I was glad that Diego Vergés has just sent me some of his work in Indonesia, which includes photographs from a typical Balinese wedding ceremony in his distinctive style. It's opportune as I just returned from Bali myself and also photographed a wedding.
According to Diego's diary, he was driving in Randang, not far from Ubud in the east of Bali, where he was invited to a wedding. The ceremony was to start at the groom's family house with a lunch offered to all guests. Subsequently, the guests went home, while the groom's friends and family started to slaughter pigs and ducks as offerings to the temple, and for the large dinner on the following day.
Many of the guests arrive early morning, with the religious rituals over by noon when food is offered to the guests. In the afternoon, the groom and his bride will visit her family's house when she bids them farewell, as she will live thereafter with her in-laws.

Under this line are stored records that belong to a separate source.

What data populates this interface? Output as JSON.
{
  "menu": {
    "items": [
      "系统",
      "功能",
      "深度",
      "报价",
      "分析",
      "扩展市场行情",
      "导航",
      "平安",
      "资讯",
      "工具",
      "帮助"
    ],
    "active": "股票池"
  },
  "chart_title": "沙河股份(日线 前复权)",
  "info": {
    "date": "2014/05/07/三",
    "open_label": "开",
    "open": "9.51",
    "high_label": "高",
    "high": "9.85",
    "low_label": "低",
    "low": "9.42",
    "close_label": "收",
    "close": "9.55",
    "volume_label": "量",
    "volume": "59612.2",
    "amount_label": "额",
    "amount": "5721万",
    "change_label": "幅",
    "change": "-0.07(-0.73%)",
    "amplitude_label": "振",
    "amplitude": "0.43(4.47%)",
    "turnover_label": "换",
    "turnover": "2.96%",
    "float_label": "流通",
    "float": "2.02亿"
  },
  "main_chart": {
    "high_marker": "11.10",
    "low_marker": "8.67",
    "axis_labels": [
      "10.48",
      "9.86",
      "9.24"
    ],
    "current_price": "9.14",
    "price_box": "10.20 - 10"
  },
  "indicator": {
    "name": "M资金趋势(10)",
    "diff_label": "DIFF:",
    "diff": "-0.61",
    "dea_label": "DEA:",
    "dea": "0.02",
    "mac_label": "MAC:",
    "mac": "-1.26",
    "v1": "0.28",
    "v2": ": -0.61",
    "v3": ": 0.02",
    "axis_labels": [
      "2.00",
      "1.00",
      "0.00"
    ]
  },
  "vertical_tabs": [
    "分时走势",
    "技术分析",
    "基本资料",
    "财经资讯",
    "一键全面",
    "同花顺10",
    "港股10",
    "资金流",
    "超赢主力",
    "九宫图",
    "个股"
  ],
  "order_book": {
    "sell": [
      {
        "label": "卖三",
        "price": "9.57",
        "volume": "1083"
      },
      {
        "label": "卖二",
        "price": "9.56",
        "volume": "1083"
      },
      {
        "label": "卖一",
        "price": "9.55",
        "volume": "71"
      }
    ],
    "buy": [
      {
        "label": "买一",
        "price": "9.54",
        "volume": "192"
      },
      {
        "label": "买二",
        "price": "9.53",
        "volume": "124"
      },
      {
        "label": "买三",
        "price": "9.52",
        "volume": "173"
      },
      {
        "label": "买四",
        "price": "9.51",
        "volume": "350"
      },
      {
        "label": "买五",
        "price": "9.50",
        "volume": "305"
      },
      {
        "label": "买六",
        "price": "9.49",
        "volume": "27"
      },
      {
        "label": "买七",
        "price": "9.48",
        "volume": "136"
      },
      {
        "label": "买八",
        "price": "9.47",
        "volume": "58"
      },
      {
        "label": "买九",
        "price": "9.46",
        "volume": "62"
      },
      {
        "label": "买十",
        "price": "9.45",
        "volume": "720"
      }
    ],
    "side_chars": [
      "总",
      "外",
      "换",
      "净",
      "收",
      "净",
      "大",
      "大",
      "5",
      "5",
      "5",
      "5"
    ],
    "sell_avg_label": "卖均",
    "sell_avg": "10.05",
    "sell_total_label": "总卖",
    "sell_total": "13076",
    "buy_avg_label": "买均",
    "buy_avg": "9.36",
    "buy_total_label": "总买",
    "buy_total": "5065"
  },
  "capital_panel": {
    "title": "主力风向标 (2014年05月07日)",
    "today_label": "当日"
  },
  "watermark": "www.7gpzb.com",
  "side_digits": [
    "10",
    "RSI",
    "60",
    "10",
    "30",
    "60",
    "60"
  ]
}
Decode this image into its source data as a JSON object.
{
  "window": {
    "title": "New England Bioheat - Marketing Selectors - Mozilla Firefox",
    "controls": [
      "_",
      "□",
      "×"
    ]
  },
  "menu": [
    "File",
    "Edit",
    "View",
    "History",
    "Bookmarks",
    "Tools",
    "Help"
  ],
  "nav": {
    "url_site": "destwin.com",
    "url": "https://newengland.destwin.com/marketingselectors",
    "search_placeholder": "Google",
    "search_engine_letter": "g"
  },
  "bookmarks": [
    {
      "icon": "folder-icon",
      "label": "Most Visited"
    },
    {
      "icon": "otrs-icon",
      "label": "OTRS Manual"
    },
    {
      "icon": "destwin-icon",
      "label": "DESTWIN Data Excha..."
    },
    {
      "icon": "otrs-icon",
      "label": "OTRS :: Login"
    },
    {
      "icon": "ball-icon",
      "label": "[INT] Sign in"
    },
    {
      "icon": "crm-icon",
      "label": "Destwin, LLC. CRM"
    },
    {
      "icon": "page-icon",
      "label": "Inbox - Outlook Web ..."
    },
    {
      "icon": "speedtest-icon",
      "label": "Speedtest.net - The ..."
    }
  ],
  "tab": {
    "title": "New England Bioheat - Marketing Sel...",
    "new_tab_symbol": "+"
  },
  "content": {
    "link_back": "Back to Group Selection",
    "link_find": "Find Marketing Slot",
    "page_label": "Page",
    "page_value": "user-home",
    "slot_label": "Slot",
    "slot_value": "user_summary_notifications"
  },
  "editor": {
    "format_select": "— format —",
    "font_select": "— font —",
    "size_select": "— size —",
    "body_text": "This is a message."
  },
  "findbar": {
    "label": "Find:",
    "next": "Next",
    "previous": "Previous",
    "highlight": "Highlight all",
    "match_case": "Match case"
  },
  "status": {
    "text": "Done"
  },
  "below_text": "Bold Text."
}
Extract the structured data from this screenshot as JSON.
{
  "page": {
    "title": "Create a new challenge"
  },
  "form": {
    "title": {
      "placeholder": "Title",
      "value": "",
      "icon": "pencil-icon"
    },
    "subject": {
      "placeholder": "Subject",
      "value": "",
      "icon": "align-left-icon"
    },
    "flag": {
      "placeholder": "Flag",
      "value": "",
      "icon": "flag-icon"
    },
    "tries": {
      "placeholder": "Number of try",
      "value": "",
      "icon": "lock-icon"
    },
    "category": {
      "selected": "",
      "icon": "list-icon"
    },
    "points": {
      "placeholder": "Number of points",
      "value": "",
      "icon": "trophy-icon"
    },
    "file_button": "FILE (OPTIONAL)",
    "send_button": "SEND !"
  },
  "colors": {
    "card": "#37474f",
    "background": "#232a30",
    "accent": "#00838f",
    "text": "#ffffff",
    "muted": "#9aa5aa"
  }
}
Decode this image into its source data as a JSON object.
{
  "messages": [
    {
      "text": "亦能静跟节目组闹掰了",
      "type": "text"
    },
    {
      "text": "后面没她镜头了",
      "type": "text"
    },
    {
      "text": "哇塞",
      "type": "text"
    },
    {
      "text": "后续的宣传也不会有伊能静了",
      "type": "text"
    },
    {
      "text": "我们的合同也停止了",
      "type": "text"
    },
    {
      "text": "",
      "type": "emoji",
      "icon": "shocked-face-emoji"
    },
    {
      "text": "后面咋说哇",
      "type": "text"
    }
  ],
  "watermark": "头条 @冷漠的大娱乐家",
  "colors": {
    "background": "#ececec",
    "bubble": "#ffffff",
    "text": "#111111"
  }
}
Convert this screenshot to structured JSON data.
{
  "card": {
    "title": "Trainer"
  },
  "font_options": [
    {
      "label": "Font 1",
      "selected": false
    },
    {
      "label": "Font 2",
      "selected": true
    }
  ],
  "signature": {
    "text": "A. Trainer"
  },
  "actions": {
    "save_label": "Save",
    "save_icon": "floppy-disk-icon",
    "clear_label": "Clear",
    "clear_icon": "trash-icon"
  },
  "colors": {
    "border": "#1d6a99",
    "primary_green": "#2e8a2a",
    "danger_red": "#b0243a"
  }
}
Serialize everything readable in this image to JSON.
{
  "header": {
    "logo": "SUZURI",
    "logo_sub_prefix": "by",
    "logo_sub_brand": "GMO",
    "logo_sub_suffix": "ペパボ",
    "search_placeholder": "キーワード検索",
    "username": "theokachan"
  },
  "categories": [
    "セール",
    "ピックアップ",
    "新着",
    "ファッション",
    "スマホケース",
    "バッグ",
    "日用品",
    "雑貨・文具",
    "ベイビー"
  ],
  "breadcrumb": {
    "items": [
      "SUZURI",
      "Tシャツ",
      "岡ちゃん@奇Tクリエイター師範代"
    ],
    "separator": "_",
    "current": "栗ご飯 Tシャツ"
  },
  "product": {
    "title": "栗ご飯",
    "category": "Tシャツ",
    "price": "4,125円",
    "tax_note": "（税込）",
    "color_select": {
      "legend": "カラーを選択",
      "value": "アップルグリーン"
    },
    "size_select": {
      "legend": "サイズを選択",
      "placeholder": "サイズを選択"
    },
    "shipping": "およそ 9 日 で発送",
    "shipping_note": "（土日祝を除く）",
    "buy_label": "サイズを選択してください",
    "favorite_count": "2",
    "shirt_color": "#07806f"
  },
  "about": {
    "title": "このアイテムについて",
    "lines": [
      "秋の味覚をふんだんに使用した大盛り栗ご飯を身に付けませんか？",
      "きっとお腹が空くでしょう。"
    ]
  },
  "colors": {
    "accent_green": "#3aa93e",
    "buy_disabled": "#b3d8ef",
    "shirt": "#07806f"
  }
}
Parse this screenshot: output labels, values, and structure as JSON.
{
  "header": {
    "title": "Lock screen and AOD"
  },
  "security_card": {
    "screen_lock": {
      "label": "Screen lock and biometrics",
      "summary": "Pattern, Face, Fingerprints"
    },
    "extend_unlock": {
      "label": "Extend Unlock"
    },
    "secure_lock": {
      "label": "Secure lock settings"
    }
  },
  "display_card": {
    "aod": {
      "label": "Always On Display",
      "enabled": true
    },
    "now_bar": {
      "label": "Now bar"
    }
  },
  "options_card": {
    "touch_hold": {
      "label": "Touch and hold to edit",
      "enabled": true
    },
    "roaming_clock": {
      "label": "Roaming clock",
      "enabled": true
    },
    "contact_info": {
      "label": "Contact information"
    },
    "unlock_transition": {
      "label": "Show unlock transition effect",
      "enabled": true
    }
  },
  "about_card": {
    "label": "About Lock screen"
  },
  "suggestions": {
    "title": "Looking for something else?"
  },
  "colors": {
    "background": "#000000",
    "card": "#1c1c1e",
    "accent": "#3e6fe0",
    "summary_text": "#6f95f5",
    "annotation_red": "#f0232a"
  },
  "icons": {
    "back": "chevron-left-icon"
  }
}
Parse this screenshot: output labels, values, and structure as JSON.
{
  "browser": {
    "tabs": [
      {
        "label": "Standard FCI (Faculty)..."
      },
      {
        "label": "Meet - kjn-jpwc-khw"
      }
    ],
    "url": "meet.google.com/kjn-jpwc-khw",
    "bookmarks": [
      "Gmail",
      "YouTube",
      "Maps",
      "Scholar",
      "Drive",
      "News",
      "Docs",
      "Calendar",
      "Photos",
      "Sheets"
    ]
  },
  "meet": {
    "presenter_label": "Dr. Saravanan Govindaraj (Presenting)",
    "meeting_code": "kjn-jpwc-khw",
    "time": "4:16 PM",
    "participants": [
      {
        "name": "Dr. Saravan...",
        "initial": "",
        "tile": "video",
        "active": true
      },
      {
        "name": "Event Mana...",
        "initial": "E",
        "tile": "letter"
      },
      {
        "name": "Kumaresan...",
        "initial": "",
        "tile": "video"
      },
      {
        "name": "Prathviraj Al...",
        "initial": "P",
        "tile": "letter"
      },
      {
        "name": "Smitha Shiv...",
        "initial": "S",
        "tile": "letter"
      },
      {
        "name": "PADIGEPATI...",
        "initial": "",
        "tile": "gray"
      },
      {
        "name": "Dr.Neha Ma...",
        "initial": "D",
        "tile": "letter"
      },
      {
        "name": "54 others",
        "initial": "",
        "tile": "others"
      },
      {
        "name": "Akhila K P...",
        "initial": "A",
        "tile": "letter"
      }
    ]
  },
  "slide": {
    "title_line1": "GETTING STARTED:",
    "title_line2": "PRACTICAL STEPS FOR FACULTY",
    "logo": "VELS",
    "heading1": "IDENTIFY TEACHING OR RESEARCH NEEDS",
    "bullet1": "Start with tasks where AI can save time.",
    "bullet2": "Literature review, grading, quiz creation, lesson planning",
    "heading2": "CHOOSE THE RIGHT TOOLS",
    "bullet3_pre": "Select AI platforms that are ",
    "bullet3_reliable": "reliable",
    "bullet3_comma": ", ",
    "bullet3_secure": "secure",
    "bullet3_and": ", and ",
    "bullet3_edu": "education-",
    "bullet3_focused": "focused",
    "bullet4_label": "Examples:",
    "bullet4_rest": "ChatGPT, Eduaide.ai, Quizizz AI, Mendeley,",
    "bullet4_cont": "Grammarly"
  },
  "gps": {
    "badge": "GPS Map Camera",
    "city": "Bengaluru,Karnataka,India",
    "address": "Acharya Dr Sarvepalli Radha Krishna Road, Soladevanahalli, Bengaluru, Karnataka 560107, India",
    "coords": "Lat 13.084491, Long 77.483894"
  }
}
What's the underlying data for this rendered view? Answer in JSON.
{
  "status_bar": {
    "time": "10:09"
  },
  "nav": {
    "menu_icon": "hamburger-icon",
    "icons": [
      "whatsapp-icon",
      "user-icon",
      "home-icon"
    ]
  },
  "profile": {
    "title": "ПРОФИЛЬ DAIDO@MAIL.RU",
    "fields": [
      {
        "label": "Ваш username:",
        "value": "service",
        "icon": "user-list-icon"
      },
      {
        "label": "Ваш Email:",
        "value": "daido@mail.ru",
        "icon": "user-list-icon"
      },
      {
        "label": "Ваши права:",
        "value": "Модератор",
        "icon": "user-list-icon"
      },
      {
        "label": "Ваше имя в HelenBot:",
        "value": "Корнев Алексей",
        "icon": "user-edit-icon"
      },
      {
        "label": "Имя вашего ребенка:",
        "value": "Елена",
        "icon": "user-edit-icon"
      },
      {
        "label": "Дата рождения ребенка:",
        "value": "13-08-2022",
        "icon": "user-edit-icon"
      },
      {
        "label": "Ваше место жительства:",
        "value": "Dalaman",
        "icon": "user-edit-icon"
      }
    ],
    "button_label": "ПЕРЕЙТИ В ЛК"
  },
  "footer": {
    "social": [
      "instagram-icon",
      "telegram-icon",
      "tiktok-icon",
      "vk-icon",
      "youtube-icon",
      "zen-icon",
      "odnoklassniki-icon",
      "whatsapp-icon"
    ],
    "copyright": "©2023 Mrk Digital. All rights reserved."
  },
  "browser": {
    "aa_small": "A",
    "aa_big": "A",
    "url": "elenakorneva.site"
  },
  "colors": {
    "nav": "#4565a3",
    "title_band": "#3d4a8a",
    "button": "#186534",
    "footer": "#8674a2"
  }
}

I experienced the same sequence in tradition when I attended a wedding in Ubud. In essence a wedding-crasher, I was nevertheless considered and treated as a valued guest, and offered food and water whenever I was seen with neither in my hand. Hindu priests (known as a pemangku) officiated the ceremony, which required the bride and groom to perform symbolic rites. It also required them to endure a couple of hours of make-up, and wear traditional wedding attire.